...IZ KRUGA – VOJVODINA
Svjetlana Timotic and Veronica Mitro gave a lecture on Feminist Disability Studies, within the third cycle of Women’s Studies in Subotica in the Modern Gallery on May 27, 2023. The lecture is part of the thematic block of marginalization of women. A group of students attended the event, and the others listened to the lecture online. Students actively participated and directed the lecture course.
The summary of the lecture is as follows. The universities have been studying persons with disabilities within medical and health curriculums and comprehended disability as a deficit that needs to be mended. The movement for the rights of persons with disabilities laid the foundations for the development of disability studies by shifting the focus from individual deficit and pathology (medical model) to socially constructed barriers (social model). The same as women’s studies, Afro-American studies, and other domains of the liberation movement, disability studies say that the unaccepting society is the thing that needs to be normalized and not the marginalized groups.
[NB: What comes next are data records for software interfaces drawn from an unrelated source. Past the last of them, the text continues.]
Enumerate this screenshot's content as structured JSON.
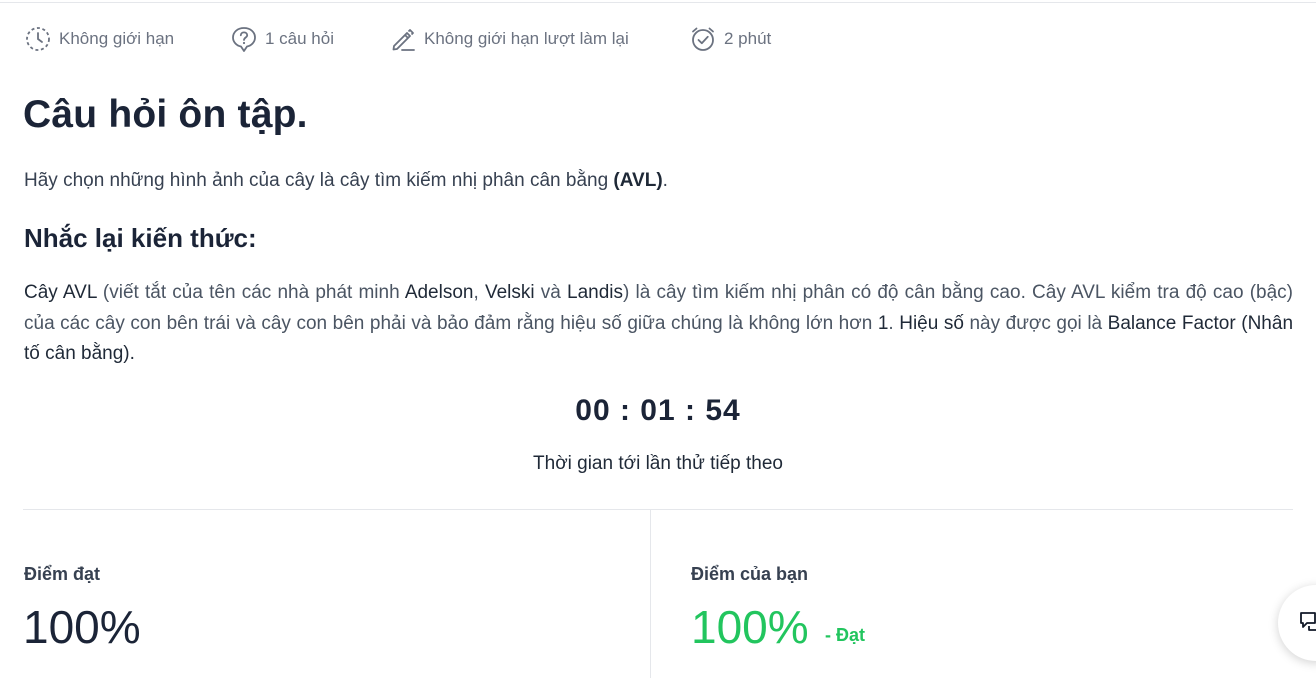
{
  "meta": {
    "attempts": "Không giới hạn",
    "questions": "1 câu hỏi",
    "retakes": "Không giới hạn lượt làm lại",
    "duration": "2 phút"
  },
  "title": "Câu hỏi ôn tập.",
  "instruction": {
    "text": "Hãy chọn những hình ảnh của cây là cây tìm kiếm nhị phân cân bằng ",
    "emphasis": "(AVL)",
    "end": "."
  },
  "recap_heading": "Nhắc lại kiến thức:",
  "recap": {
    "p1": "Cây AVL",
    "p2": " (viết tắt của tên các nhà phát minh ",
    "p3": "Adelson",
    "p4": ", ",
    "p5": "Velski",
    "p6": " và ",
    "p7": "Landis",
    "p8": ") là cây tìm kiếm nhị phân có độ cân bằng cao. Cây AVL kiểm tra độ cao (bậc) của các cây con bên trái và cây con bên phải và bảo đảm rằng hiệu số giữa chúng là không lớn hơn ",
    "p9": "1",
    "p10": ". ",
    "p11": "Hiệu số",
    "p12": " này được gọi là ",
    "p13": "Balance Factor",
    "p14": " (Nhân tố cân bằng)."
  },
  "timer": {
    "value": "00 : 01 : 54",
    "caption": "Thời gian tới lần thử tiếp theo"
  },
  "scores": {
    "required_label": "Điểm đạt",
    "required_value": "100%",
    "yours_label": "Điểm của bạn",
    "yours_value": "100%",
    "status": "- Đạt"
  },
  "colors": {
    "pass": "#22c55e",
    "heading": "#1b2437",
    "meta": "#6b7280"
  },
  "icons": {
    "attempts": "clock-dashed-icon",
    "questions": "question-bubble-icon",
    "retakes": "pencil-icon",
    "duration": "alarm-check-icon",
    "floating": "chat-icon"
  }
}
The problem lies in the fact that disability studies are unaware of feminism, while on the other hand, the feminist theory doesn’t consider disability as part of the identity that forms a category of women. Feminist issues related to disability- such as reproductive technologies, the role of body differences, specific traits of repression, the ethic of care, and the subject construction – are looked upon without taking disability into account. Feminist disability studies introduce gender into disability studies, respectively disability into feminist theory. Feminist disability studies are scholarly and cultural work that enlightens social outcomes of gender differences and cross-examines cultural strengths and repercussions of those differences in the community of persons with disabilities.
The following terms were explained during the lecture: medical model, social model of disability, respectful disability language, disability studies, and feminist disability studies.
Photo: M. Antunovic